* GOAL OF THE EXERCISE
Gather every line from the entries below that includes "name".
========================================
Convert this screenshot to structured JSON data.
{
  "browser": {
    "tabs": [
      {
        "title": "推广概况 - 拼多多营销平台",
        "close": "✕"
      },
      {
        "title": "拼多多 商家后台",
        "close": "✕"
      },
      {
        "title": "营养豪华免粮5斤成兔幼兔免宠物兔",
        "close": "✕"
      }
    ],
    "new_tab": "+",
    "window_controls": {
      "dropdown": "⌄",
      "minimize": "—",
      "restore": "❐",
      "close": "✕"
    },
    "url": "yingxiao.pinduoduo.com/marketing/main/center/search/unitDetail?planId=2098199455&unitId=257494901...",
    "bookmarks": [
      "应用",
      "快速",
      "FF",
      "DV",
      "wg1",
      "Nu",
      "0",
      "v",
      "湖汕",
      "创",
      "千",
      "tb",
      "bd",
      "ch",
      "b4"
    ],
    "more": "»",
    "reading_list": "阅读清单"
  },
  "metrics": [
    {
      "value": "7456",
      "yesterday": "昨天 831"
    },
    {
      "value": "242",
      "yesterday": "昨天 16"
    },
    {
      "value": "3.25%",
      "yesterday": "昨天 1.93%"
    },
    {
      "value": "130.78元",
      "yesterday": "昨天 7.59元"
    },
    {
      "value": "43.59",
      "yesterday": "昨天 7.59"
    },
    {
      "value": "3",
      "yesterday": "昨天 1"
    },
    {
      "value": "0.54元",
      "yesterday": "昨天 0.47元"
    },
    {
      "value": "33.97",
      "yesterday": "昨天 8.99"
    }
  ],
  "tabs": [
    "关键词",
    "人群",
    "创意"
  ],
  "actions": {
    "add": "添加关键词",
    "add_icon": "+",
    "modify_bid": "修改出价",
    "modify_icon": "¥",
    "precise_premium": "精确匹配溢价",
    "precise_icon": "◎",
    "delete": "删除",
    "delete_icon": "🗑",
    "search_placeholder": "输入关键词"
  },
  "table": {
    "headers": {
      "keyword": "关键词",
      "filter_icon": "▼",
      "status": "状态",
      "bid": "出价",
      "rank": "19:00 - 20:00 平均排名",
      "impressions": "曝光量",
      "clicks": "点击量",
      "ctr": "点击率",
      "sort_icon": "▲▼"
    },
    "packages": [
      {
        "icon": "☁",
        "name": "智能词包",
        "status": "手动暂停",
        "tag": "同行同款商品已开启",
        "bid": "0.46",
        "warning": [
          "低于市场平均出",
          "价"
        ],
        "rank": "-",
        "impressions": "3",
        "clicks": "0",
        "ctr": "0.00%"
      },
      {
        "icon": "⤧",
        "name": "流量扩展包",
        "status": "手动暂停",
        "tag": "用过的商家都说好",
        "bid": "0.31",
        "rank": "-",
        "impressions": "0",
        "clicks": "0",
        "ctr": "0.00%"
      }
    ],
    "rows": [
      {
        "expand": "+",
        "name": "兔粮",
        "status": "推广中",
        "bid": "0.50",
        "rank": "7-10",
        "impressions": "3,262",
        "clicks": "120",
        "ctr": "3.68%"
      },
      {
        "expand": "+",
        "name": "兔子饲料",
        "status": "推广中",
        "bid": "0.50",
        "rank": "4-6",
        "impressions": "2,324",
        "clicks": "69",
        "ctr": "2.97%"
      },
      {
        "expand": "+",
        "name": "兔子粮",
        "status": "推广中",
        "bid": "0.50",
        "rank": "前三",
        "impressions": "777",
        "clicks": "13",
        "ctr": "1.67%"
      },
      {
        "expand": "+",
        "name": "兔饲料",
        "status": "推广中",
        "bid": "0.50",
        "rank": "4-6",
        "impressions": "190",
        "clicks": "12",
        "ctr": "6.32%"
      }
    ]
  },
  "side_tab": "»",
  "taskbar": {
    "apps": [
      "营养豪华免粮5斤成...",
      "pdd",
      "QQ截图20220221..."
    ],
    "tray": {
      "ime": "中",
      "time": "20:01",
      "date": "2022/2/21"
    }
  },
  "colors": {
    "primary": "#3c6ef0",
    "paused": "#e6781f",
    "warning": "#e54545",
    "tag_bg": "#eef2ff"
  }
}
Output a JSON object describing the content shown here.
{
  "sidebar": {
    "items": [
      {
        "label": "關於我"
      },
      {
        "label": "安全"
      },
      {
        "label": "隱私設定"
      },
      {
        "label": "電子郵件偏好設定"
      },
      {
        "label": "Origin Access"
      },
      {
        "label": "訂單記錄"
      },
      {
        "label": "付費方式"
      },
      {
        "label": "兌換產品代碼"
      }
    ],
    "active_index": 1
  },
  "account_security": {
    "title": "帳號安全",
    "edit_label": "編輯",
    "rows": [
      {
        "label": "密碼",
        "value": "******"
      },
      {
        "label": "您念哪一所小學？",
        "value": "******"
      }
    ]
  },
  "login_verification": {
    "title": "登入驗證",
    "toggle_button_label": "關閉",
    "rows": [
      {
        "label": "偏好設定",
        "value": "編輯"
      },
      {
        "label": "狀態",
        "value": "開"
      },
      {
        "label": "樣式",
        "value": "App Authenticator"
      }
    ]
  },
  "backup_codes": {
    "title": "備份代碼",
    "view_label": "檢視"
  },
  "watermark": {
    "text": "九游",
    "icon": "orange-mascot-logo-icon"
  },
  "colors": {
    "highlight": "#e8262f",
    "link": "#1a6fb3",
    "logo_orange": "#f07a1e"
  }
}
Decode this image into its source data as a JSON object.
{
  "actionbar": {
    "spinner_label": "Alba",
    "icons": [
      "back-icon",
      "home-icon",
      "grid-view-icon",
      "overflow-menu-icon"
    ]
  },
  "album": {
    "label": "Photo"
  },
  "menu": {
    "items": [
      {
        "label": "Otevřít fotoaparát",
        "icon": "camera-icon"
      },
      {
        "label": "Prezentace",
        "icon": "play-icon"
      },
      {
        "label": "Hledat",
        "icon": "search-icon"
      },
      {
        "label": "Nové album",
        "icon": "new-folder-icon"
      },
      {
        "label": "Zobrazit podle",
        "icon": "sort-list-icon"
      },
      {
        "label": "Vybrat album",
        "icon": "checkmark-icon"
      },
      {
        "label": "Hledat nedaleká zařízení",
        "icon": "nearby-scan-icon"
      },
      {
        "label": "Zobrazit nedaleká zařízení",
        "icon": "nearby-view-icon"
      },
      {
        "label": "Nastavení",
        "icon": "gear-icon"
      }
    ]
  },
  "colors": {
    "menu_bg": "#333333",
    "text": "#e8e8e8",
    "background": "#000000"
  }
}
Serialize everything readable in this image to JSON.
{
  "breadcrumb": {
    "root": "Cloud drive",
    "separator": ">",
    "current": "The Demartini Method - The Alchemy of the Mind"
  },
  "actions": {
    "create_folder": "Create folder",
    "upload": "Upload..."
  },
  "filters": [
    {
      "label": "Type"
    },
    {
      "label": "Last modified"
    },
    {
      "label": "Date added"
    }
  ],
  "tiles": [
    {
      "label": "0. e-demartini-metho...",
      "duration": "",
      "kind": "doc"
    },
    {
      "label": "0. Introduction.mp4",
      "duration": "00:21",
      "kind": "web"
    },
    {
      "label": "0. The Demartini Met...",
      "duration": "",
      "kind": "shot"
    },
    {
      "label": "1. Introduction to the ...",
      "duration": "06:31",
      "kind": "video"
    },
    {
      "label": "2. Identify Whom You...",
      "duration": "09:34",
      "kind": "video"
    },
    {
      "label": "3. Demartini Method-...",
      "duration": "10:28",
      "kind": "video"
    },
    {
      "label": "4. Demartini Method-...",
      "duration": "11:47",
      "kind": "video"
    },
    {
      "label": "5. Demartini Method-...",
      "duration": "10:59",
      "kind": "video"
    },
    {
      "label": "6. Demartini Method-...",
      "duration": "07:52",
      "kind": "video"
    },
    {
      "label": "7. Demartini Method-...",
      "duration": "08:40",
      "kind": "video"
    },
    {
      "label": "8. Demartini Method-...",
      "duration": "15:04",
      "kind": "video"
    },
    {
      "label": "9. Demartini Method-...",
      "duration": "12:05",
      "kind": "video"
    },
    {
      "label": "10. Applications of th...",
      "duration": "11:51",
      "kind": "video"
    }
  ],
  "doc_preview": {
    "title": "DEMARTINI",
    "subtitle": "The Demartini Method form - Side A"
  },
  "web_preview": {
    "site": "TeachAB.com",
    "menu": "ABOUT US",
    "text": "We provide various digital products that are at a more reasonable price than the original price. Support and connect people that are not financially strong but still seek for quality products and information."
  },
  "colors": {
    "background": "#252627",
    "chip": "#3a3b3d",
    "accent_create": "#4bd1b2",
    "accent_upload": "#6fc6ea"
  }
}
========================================
* RESPONSE FOR THIS EXERCISE
        "name": "智能词包",
        "name": "流量扩展包",
        "name": "兔粮",
        "name": "兔子饲料",
        "name": "兔子粮",
        "name": "兔饲料",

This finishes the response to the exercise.